A new national emergency bunker and a special "fly-in" team ready for immediate deployment are among the recommendations of a new report that shines a light on the holes in New Zealand's civil defence system.

And Civil Defence Minister Kris Faafoi says a "fly-in" team should be considered, but a new bunker would have a hefty price tag for a ministry that has an annual baseline budget of $11 million.

The recommendations are part of the ministerial report Better Responses to Natural Disasters and Other Emergencies, which Faafoi released today.

It said the current system has "patchy capability" across the country, variations in performance, and different understandings about roles, responsibilities and authority.


It further noted that intelligence infrastructure and hardware was inadequate, and the civil defence legislation could be clearer.

"Regularly we heard that the authority to act, or the authority to task someone, either does not exist or is not clear. This situation can lead to a lack of co-ordination, no one really in charge, and the risk of poor outcomes for the community," the report said.

"There was a call for greater clarity and direction in the legislation (fewer 'Mays' and more 'musts') and for more proactive leadership nationally - both in planning and in response. As one submitter noted, 'Wellington is good at writing guidelines and [Groups] are good at ignoring them'."

Faafoi said the current system was "holding up okay", but needed improvement.

"Looking at the Kaikoura earthquake [in 2016], you've got people acting in civil defence roles who have other full-time jobs as well. The report suggests more professionalisation.

"Those small things that get done in the white-hot pressure of the first part of a response can make a big difference to what resources you can bring in, and making calls as to whether people can stay in their homes."

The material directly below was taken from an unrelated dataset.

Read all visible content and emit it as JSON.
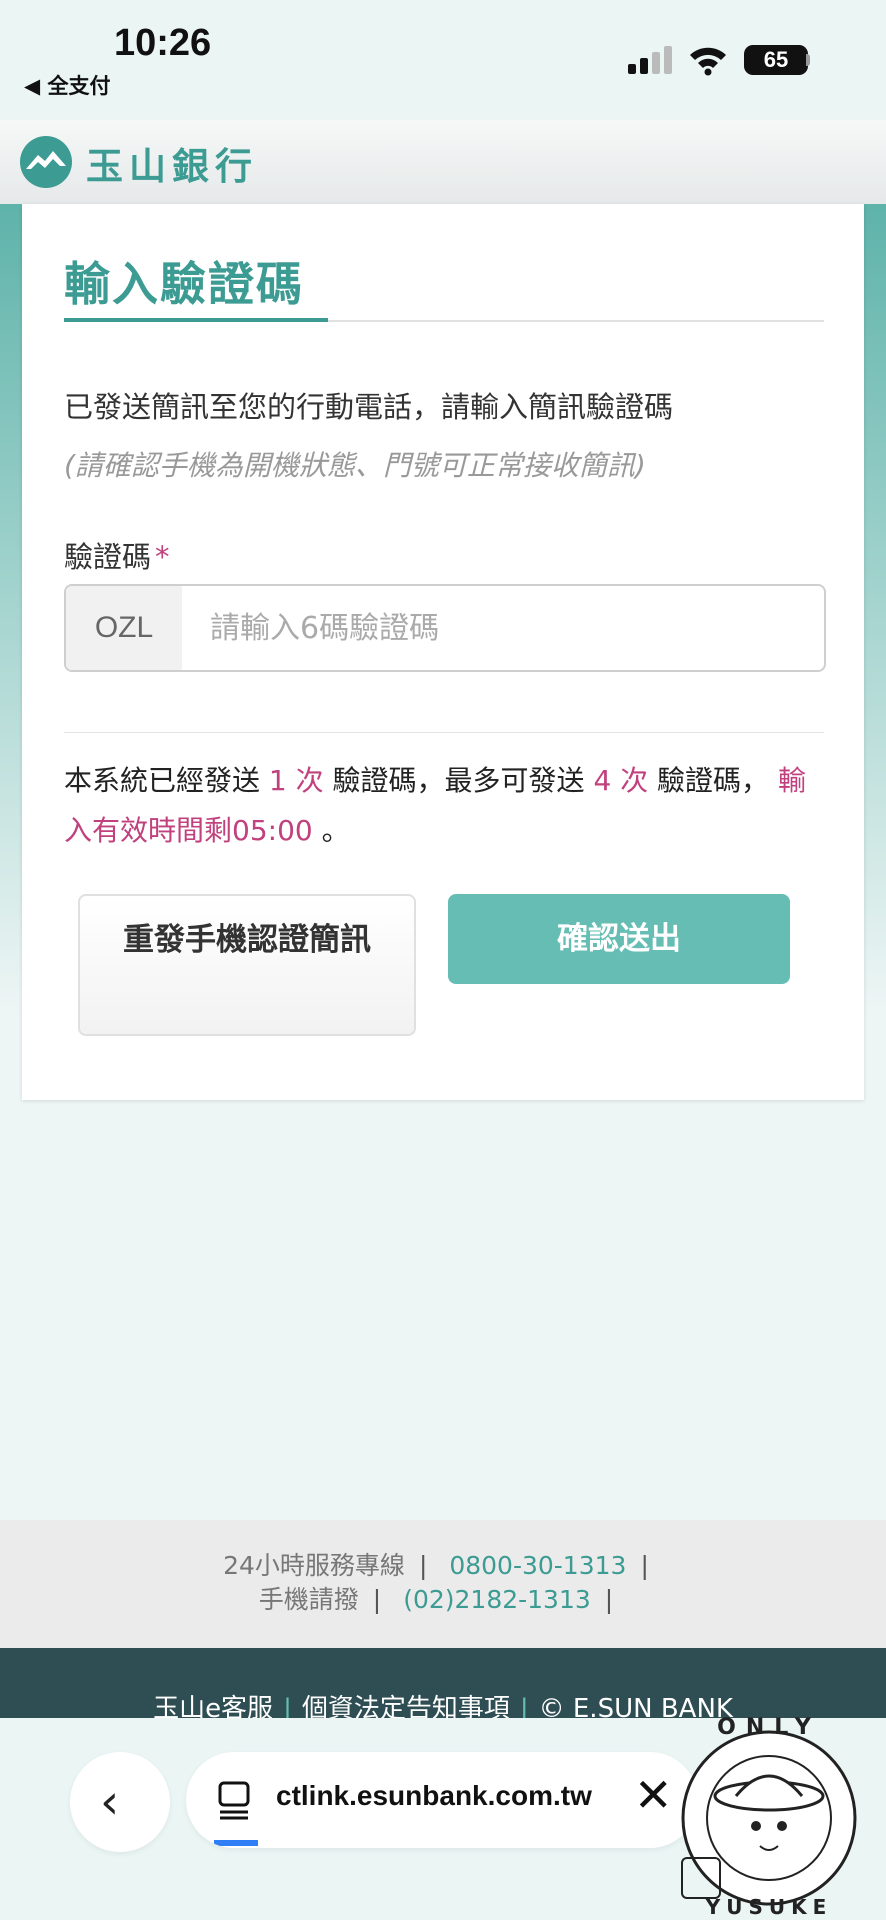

The report made a number of recommendations, including:

• A new national emergency management agency with a stronger role in setting and enforcing national standards.
• Giving mayors primary authority for declaring states of local emergency, as well as the option to declare a "major incident".
• National standards and professional development for all emergency management staff.
• A cadre of professionals to act as "fly-in teams" covering planning, logistics, intelligence and communications.
• Including iwi in the response to emergencies.
• A new fit-for-purpose all-of-government National Crisis Management Centre with capability for 24/7 monitoring and alerting.


The report said the National Crisis Management Centre, known as the Beehive Bunker, as "outmoded and no longer fit-for-purpose".

Faafoi said a new bunker would come with a hefty price tag and would be a longer-term consideration.

"The bunker as it stands will do the job if something were to happen tomorrow, heaven forbid."

He said a "fly-in" team should be seriously considered, but would also come with a price tag.

"Fly-in" teams helped with the Kaikoura earthquake, as well as the Whakatane cyclones and the drinking water contamination in Havelock North.

"These staff have not, however, been ready to go on an hour's notice, so deployment has taken a day or two," the report said.

"Our findings indicate that this 'fly-in team' is a much-needed resource that would provide assurance - to the public and to the Government."

Faafoi said the role of iwi should be formalised, which would have prevented the situation in Kaikoura where local iwi were denied emergency resources, even though they were feeding and housing people in the marae.

"There was some frustration there. [We should be] making sure they have some official standing in the response."

Faafoi will take the next four months to consult with key stakeholders on the recommendations. With cross-party support, legislative changes could be in place within a year - or sooner, if necessary.